September 28, 2023


We Do Shopping Right

Milan Fashion Week: Social commentary in fabric

FASHION’S power as social commentary has never been more evident than in this year’s first fashion show series, Milan Men’s Fashion Week Fall-Winter 2021. It’s ongoing until Jan. 19, all democratically shown through, the website of the National Chamber of Italian Fashion. Every seat in the world thus becomes a front-row seat.

Pandemic restrictions on mass gatherings in hard-hit Italy have also forced designers to become more creative. Showing collections outdoors, once a novelty, have become a necessity.
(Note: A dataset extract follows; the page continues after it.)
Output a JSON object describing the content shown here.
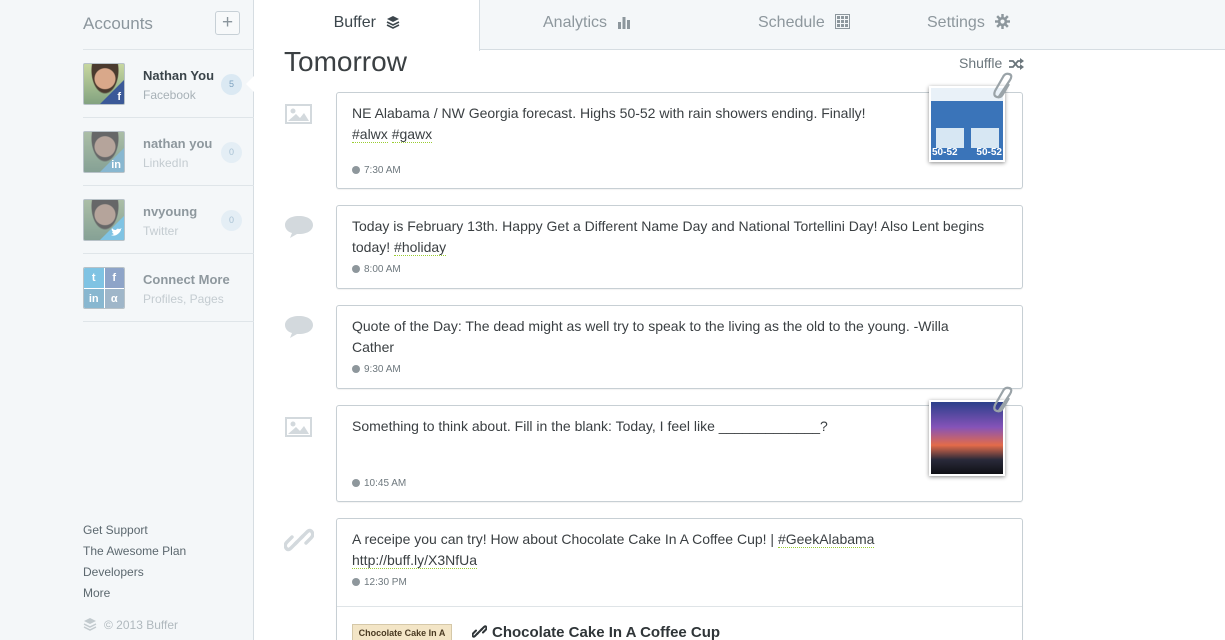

Ermenegildo Zegna’s Fall Winter 2021 is an imaginative 15-minute fashion film showing the quiet that now marks most of Milan’s urban landscapes. The buildings they chose as backdrops to the fashion, such as the Piazza Olivetti, show stark modernity, itself contrasting with the softness of their offerings.

This new line, made with soft fabrics in soft lines, in neutrals, removes any notion of “looking sharp.” We suppose it’s a commentary for work-from-home individuals and executives. In fact, most of the offerings from this house, known for its suits, suspiciously look like loungewear. The collection, however, is taken from the decidedly youthful Ermenegildo Zegna XXX segment. Several coats look like they can double as dressing robes, passed off as their chic older brother, the smoking jacket.

The show itself shows the lives we lead now, locked in cubes, while we, and the fashion show, both ache for a narrative. It’s not often that we get to see runway clothes actually in action, especially in such stunning settings as a reimagining of the ghost world that replaced the spaces we once occupied.

Watch the show here:

We don’t usually associate Nigeria with luxury fashion, the avant-garde, or even progressive discussions on gender. But a maison founded there, Lagos Space Programme, tries to change all those notions.

A press release by the company, founded by English-educated Nigeria-based designer Adeju Thompson, says, “Lagos Space Programme is a conceptual, avant-garde, luxury Nigerian fashion brand. We offer intellectual, ready-to-wear high-end crafted collections while exploring parallel concepts through multidisciplinary collaboration projects.”

The collection is called Aso Lànkí, Kí Ató Ki Ènìyàn (translated as “We greet the dress before we greet its wearer”). It takes inspiration from the the Yoruba people, and according to the release,  “highlights an early example of gender-bending within Yoruba society” — a difficult conversation in a country where same-sex activity is illegal.

Shot in the Osun Sacred Grove (a forest dedicated to the Yoruba Goddess of Fertility), the collection contains a palate of rich blues, thanks to local and natural indigo dyes. The collection itself shows crispness in texture but softness in tailoring; with outfits worn by indigenous people in Nigeria combined with a bit of the West, perhaps showing a dialogue.

Watch the show here:

Luxury house Fendi, known for its cheeky sense of humor (they did make the impossibly small Baguette bag), opens its show with a very familiar event these days: a phone call. A woman named Silvia places a call (presumably Silvia Fendi, the house’s Creative Director) and says, “I just want to tell you about humanity, color, what is normal today; about light, and darkness.” The call is mixed and remixed to become the show’s background music.

The collection plays to this season’s theme of comfort, with loose cuts. Furthermore, the tailoring is also decidedly soft, ending in cuffs that appear convex; almost as if the clothes themselves had an introversion. The house also highlights the softness with tactility and texture: think suede, quilting fur, and silks; making the feeling of softness an overall sensorial experience.

Of course, Fendi is still Fendi, so any outfits that might have resembled loungewear (such as a robe/smoking jacket: a new trend?) are still undeniably luxe: a shimmering silk, quilted and splashed with flowers and the house’s name in cursive.

Watch the show here: L. Garcia